Lottery is a game in which people try to win a prize by matching numbers. The prizes can be money, goods or services. The odds of winning are very low, but it is still possible. There are some strategies that can help you increase your chances of winning. One of these is to buy tickets from a trusted lottery agent. Another is to play smaller games with lower participation rates. These games have better odds than larger ones.
There is no definitive answer to this question, as the chances of winning are based on luck and intuition. However, it is important to choose the right numbers and avoid repeating the same patterns over and over again. It is also a good idea to experiment with different number combinations, such as the odd and even numbers or the high and low digits. This will give you a higher chance of winning, especially if you choose your numbers carefully.
Throughout history, many governments have used lotteries to raise revenue for a variety of public projects. While they are not as popular as they once were, they remain an important source of government revenue. Unlike regular taxes, lottery revenues are not transparent to consumers. Therefore, they are often viewed as a hidden tax by those opposed to gambling.
The first lotteries to offer tickets for sale with prizes in the form of money were recorded in the Low Countries in the 15th century, according to records from Ghent, Bruges and Utrecht. These lotteries raised funds for town fortifications and the poor. They also helped to support the revolutionary army. In addition, lotteries were used to finance many projects in the American colonies.
Some economists argue that the purchase of lottery tickets can be explained by a risk-seeking behavior. Others claim that the lottery is a way to satisfy a desire for instant wealth. This can be a significant obstacle to personal financial stability. Many past lottery winners have served as cautionary tales of the psychological impact of sudden wealth and all the associated changes.
Lottery tickets are not a good investment for individuals who are looking to maximize expected value. In fact, they may even lead to a loss in terms of net worth over time. This is because purchasing a lottery ticket requires a substantial commitment of resources that could be put toward more productive investments. Additionally, the likelihood of winning a lottery is very low and thus is not an appropriate investment for most individuals.
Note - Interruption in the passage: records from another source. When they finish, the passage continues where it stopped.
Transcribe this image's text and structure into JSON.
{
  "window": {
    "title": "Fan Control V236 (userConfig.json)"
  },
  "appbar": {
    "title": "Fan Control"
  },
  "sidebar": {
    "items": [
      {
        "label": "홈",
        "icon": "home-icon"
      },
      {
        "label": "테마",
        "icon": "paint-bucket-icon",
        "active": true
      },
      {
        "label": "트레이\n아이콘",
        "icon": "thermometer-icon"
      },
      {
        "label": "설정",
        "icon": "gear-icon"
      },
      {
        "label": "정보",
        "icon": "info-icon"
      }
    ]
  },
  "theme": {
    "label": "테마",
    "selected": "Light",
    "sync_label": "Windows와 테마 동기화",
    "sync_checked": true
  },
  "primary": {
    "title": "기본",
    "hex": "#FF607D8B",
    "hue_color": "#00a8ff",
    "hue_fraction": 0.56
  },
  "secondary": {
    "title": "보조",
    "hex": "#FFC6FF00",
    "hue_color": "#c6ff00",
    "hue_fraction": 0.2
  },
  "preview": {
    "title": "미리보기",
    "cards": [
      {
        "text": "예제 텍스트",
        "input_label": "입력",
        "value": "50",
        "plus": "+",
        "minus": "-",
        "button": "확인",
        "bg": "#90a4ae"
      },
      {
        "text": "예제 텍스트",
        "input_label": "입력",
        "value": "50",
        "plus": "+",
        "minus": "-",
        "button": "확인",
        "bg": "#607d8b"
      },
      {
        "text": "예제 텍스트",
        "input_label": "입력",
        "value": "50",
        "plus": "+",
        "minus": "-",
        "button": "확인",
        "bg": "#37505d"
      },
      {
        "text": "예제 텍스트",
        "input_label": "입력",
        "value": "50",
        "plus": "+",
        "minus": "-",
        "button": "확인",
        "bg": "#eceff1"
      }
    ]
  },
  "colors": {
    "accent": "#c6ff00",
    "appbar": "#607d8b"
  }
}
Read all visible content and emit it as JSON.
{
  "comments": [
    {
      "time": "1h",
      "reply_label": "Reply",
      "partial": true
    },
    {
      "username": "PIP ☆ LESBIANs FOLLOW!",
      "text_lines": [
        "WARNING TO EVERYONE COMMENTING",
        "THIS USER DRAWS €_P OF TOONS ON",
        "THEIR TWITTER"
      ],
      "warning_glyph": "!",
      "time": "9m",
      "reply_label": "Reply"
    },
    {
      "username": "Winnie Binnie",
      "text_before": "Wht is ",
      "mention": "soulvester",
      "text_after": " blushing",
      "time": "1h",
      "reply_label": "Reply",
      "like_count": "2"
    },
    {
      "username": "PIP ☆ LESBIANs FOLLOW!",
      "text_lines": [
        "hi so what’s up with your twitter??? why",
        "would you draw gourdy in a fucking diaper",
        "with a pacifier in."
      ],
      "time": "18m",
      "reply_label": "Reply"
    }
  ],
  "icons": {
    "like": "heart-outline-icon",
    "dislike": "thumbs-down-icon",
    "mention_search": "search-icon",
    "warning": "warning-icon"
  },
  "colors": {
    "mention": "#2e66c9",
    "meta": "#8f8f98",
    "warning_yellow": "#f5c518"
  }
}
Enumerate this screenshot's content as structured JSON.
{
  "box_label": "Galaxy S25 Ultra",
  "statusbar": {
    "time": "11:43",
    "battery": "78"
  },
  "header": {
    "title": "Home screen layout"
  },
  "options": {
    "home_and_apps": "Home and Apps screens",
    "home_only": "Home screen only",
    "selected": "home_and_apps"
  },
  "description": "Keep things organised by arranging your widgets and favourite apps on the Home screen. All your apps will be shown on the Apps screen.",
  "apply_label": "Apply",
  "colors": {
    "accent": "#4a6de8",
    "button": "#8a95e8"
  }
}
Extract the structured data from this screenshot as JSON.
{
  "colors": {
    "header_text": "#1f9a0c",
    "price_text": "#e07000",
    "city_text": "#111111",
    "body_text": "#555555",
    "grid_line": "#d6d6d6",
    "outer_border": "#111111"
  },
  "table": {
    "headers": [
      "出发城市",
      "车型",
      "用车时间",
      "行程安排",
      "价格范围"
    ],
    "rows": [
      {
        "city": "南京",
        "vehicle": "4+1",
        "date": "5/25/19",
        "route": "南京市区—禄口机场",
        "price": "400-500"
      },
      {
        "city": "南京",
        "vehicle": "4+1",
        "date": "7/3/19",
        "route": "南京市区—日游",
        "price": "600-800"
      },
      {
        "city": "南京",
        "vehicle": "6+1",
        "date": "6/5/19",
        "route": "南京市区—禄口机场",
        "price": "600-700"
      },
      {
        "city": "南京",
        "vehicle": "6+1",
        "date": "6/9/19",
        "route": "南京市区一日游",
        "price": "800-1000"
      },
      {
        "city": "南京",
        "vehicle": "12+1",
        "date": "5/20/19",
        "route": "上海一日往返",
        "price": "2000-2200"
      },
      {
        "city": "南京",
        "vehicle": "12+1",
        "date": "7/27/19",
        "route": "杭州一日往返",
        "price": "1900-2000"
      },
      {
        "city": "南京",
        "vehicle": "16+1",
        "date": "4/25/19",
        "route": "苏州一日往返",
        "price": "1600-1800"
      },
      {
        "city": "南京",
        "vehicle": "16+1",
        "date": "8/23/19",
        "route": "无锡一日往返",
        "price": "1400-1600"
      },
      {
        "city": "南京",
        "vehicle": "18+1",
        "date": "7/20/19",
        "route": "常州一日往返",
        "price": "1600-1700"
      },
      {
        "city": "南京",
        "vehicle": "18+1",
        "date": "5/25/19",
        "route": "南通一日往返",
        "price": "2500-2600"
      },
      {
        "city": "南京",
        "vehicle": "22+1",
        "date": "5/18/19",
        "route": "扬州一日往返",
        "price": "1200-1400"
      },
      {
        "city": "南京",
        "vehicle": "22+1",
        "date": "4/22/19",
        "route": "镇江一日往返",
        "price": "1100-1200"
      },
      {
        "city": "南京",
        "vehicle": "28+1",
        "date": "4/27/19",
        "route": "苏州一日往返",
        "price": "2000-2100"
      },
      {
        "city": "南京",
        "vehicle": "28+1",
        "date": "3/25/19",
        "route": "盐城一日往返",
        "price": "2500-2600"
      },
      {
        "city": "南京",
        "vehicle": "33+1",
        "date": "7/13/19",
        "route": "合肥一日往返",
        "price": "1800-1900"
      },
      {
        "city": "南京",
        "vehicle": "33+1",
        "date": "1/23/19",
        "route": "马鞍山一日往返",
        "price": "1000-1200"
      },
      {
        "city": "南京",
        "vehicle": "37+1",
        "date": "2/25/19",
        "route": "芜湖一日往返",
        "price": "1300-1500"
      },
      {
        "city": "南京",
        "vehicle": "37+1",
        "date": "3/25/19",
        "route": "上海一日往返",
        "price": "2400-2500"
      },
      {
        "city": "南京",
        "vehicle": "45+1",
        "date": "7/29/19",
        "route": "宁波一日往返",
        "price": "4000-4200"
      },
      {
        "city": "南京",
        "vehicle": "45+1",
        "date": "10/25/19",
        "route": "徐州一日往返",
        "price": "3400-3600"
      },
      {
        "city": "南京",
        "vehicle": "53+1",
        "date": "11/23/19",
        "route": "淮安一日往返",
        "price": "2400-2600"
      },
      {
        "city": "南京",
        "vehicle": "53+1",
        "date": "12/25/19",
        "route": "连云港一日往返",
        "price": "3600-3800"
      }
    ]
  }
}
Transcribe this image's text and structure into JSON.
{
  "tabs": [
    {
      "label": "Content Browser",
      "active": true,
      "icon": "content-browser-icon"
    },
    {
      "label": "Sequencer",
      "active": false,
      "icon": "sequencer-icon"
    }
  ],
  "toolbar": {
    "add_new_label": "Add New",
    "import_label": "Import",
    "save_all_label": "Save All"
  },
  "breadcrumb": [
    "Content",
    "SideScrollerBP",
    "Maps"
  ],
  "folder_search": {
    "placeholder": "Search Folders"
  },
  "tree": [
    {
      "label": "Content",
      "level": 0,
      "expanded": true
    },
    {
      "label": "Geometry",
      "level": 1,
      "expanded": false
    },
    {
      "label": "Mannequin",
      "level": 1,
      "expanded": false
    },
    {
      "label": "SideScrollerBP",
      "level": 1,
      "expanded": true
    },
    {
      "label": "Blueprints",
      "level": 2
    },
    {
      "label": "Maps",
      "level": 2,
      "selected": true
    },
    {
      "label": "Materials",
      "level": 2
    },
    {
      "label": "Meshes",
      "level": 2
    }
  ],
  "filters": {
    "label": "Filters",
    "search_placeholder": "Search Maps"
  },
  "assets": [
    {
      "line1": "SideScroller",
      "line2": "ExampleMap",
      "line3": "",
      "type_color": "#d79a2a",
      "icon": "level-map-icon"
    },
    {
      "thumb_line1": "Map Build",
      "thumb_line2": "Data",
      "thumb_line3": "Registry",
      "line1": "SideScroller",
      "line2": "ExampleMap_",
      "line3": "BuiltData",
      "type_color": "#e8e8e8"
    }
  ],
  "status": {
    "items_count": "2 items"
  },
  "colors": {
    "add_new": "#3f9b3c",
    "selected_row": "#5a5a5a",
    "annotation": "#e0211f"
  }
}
If you want to improve your chances of winning, consider bringing in investors for a syndicate. This can increase your chances of winning and reduce the amount you need to invest in tickets. However, be sure to create a clear agreement with your investors and only invest money that you can afford to lose. This will minimize your risk and protect you from legal issues in the event of a big win.